Note's from the input MIDI file, and store them in increasing order of start time within
To find the
Note objects, you need to get the
Part objectss of the
Score, then get the
Phrase objects within each
Part, then get the
Note objects within each
Phrase, and finally wrap each
Note within an
ExtendedNote. Start time is found within each
public void play() -- plays song (Hint: use jMusic's Play class)
public void view() -- displays song (Hint: use jMusic's View class)
public void removeNote(ExtendedNote note) -- removes the first occurrance of
note from song
public Score randomScore(int numNotes) -- returns a Score of
numNotes notes with random pitch, rhythm value, and start time.
Song effects (methods).
Demonstate your effects through
MusicMaker. For each effect, it should create (at least) one meaningfully named
.mid file. These files should be stored in the current directory (i.e., no "hardwired" path names).
MusicMaker should generate all demos at once (i.e., no editing required by instructor/grader).
Readme.txt document your extra work. No bonus if you omit this part!
Focus on functional cohesion, i.e., a method should implement only one bit of functionality. The smaller, the better.
Your methods should be fully documented via javadoc.
- Open your BlueJ project.
- Open (edit) each source file and generate the class interface (javadoc). This can be done within the editor window either by pressing CTRL/J , or selecting the Interface drop-down menu item (on the right). (Note: This is necessary to generate your documentation for grading.)
- Under the Project menu, click Create Jar File... . In the dialog box that opens, select Include Source, and press Continue.
- Verify that the
.jar file is correct, by using the '
jar xvf file.jar' command, where
file.jar is your archive. Your
.jar file should contain:
Readme.txt (see Widget for a sample).
- Any files generated automatically by BlueJ (e.g.,
- A doc subdirectory with the Javadoc API documentation generated by BlueJ, for each of the classes above.
In other words, I should be able to unzip your submission and run it without modifications or additions.
- Email the generated
.jar file to firstname.lastname@example.org, by the due date and time.
- In the same email, attach
.mid files demoing your effects.

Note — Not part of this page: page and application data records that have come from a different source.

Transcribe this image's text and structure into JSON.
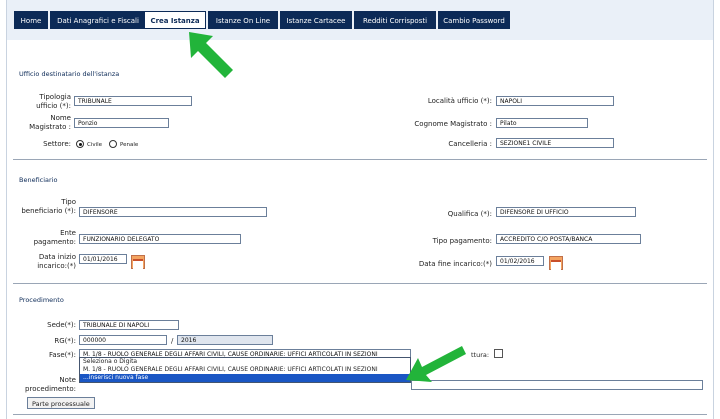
{
  "nav": {
    "tabs": [
      "Home",
      "Dati Anagrafici e Fiscali",
      "Crea Istanza",
      "Istanze On Line",
      "Istanze Cartacee",
      "Redditi Corrisposti",
      "Cambio Password"
    ],
    "active": "Crea Istanza"
  },
  "ufficio": {
    "section_title": "Ufficio destinatario dell'istanza",
    "tipologia_label": "Tipologia ufficio (*):",
    "tipologia_value": "TRIBUNALE",
    "localita_label": "Località ufficio (*):",
    "localita_value": "NAPOLI",
    "nome_label": "Nome Magistrato :",
    "nome_value": "Ponzio",
    "cognome_label": "Cognome Magistrato :",
    "cognome_value": "Pilato",
    "settore_label": "Settore:",
    "settore_options": [
      "Civile",
      "Penale"
    ],
    "settore_selected": "Civile",
    "cancelleria_label": "Cancelleria :",
    "cancelleria_value": "SEZIONE1 CIVILE"
  },
  "beneficiario": {
    "section_title": "Beneficiario",
    "tipo_label": "Tipo beneficiario (*):",
    "tipo_value": "DIFENSORE",
    "qualifica_label": "Qualifica (*):",
    "qualifica_value": "DIFENSORE DI UFFICIO",
    "ente_label": "Ente pagamento:",
    "ente_value": "FUNZIONARIO DELEGATO",
    "tipo_pag_label": "Tipo pagamento:",
    "tipo_pag_value": "ACCREDITO C/O POSTA/BANCA",
    "data_inizio_label": "Data inizio incarico:(*)",
    "data_inizio_value": "01/01/2016",
    "data_fine_label": "Data fine incarico:(*)",
    "data_fine_value": "01/02/2016"
  },
  "procedimento": {
    "section_title": "Procedimento",
    "sede_label": "Sede(*):",
    "sede_value": "TRIBUNALE DI NAPOLI",
    "rg_label": "RG(*):",
    "rg_value": "000000",
    "rg_sep": "/",
    "rg_year": "2016",
    "fase_label": "Fase(*):",
    "fase_value": "M. 1/8 - RUOLO GENERALE DEGLI AFFARI CIVILI, CAUSE ORDINARIE: UFFICI ARTICOLATI IN SEZIONI",
    "fase_options": [
      "Seleziona o Digita",
      "M. 1/8 - RUOLO GENERALE DEGLI AFFARI CIVILI, CAUSE ORDINARIE: UFFICI ARTICOLATI IN SEZIONI",
      "...inserisci nuova fase"
    ],
    "fase_highlighted": "...inserisci nuova fase",
    "note_label": "Note procedimento:",
    "right_label_partial": "ttura:",
    "button_label": "Parte processuale"
  },
  "colors": {
    "nav_bg": "#0c2a57",
    "accent_arrow": "#22b43a",
    "dropdown_highlight": "#1a56c4"
  }
}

For example, attach
x is a descriptive name of the music stored in the MIDI file (e.g.,